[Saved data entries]
-.-.-
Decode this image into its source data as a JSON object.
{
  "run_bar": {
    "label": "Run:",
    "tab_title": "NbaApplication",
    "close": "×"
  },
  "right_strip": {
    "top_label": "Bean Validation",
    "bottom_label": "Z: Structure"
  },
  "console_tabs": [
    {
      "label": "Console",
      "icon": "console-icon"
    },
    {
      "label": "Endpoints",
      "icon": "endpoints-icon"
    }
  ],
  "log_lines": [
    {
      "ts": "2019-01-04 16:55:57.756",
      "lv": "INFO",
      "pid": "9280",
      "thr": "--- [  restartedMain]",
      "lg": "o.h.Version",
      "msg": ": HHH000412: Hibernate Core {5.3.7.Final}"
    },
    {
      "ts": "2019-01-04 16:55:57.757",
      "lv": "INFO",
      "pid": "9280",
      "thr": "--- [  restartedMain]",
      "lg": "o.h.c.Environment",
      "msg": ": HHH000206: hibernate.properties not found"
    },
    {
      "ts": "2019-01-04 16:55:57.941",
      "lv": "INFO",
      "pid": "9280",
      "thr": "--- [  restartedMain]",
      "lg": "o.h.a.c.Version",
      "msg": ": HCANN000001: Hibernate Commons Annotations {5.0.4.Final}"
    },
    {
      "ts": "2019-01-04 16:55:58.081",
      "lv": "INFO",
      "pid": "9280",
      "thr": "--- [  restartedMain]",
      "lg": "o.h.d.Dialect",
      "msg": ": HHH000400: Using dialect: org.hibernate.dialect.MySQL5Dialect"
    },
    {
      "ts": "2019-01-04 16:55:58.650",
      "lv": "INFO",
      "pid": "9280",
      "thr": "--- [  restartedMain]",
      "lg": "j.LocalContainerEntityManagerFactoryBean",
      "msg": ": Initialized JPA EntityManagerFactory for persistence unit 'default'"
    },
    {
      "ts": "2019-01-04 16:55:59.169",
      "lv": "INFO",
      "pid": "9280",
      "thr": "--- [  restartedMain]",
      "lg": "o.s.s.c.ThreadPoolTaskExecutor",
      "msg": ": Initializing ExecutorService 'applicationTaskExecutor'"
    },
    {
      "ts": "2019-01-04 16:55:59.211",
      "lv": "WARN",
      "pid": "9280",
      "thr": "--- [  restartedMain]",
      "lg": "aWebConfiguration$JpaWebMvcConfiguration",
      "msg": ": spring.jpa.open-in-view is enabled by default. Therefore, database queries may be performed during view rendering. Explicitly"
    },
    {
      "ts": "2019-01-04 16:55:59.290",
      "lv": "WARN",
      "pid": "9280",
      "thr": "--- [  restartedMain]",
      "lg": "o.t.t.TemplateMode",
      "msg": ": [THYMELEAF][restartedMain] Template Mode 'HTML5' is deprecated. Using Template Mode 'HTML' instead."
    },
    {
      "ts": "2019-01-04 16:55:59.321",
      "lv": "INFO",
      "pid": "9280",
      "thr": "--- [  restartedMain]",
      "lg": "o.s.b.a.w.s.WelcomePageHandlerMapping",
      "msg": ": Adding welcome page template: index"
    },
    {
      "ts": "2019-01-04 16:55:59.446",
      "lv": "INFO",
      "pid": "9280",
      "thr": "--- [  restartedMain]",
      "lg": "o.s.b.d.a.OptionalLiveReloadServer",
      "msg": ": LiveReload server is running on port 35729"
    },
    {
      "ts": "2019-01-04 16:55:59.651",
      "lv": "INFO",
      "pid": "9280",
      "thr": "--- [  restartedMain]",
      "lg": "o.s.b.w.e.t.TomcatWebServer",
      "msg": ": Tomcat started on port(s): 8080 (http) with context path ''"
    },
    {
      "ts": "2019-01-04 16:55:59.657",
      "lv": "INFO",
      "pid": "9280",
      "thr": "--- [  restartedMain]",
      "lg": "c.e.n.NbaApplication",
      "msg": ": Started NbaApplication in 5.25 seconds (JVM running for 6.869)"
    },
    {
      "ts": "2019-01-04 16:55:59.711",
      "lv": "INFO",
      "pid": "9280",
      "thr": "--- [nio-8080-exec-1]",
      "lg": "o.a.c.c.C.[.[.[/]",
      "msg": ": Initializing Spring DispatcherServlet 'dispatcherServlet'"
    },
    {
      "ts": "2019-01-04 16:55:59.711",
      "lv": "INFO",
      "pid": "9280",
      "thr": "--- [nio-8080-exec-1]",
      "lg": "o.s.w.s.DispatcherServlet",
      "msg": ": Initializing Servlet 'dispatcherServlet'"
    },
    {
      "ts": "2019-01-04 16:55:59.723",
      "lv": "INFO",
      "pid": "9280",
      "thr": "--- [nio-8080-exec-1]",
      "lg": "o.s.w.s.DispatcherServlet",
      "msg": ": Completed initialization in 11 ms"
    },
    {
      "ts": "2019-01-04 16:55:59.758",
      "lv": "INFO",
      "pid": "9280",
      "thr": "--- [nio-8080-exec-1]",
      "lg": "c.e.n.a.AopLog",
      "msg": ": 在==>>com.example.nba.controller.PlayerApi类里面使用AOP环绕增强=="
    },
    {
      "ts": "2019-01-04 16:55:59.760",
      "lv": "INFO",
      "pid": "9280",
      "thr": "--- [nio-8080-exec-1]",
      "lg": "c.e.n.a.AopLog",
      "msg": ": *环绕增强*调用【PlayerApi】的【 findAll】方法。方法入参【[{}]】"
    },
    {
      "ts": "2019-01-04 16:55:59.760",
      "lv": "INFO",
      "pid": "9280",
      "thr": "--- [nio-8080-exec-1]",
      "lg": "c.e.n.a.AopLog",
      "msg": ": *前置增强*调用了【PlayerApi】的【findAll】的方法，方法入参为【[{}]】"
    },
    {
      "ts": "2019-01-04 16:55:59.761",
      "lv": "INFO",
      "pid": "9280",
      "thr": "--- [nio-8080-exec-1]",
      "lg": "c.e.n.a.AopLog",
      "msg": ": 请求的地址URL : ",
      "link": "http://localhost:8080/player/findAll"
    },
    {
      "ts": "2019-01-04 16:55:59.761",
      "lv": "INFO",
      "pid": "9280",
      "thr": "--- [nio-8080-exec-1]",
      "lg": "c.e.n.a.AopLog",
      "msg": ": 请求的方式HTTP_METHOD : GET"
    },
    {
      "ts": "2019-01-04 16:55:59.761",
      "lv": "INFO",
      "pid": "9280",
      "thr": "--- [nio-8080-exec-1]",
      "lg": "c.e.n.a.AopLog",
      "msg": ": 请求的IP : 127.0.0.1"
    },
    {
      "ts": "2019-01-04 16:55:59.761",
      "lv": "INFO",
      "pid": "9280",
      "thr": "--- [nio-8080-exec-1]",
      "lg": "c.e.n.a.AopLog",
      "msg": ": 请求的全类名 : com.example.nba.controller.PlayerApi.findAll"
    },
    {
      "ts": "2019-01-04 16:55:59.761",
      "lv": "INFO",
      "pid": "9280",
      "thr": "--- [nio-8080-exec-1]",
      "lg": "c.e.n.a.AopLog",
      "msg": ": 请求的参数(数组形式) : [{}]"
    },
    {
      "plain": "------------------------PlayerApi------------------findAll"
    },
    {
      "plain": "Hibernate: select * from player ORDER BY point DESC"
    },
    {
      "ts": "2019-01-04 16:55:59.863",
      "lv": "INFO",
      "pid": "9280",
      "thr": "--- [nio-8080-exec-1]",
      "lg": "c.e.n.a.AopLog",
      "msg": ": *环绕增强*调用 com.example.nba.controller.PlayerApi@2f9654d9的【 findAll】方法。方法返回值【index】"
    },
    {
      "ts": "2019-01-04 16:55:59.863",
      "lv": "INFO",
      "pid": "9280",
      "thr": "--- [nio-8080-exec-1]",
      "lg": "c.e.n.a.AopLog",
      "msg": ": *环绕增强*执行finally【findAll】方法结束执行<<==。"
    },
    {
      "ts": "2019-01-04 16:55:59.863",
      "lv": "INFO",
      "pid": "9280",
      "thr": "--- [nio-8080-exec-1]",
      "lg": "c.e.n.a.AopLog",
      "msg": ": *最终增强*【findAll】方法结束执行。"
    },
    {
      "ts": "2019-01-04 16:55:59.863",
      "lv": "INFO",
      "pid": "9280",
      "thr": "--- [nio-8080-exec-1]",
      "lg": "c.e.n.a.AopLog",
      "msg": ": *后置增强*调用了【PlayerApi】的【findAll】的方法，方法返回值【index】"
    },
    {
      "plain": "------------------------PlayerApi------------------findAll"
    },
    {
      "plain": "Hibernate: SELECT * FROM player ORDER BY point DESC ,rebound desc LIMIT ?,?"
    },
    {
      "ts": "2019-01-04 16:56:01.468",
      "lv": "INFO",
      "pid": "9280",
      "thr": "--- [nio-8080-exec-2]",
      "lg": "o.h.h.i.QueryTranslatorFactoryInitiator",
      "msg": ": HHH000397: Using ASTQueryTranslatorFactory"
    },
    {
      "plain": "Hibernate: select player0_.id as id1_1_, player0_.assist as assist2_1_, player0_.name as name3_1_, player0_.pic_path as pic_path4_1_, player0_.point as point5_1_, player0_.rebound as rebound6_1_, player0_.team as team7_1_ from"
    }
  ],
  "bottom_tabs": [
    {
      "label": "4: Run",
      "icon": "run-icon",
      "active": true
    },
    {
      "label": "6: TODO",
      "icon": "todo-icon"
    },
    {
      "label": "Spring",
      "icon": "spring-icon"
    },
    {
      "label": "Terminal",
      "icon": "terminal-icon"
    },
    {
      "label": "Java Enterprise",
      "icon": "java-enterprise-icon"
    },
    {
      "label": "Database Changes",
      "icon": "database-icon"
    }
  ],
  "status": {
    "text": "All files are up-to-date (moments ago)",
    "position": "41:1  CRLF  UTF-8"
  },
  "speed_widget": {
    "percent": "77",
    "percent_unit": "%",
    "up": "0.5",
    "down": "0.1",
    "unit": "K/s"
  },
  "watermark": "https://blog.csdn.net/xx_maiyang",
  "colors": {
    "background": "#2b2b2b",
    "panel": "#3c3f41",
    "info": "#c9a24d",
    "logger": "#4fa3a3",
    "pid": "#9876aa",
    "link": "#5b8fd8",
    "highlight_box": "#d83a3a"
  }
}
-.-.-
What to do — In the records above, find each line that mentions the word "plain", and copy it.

Answer space —
      "plain": "------------------------PlayerApi------------------findAll"
      "plain": "Hibernate: select * from player ORDER BY point DESC"
      "plain": "------------------------PlayerApi------------------findAll"
      "plain": "Hibernate: SELECT * FROM player ORDER BY point DESC ,rebound desc LIMIT ?,?"
      "plain": "Hibernate: select player0_.id as id1_1_, player0_.assist as assist2_1_, player0_.name as name3_1_, player0_.pic_path as pic_path4_1_, player0_.point as point5_1_, player0_.rebound as rebound6_1_, player0_.team as team7_1_ from"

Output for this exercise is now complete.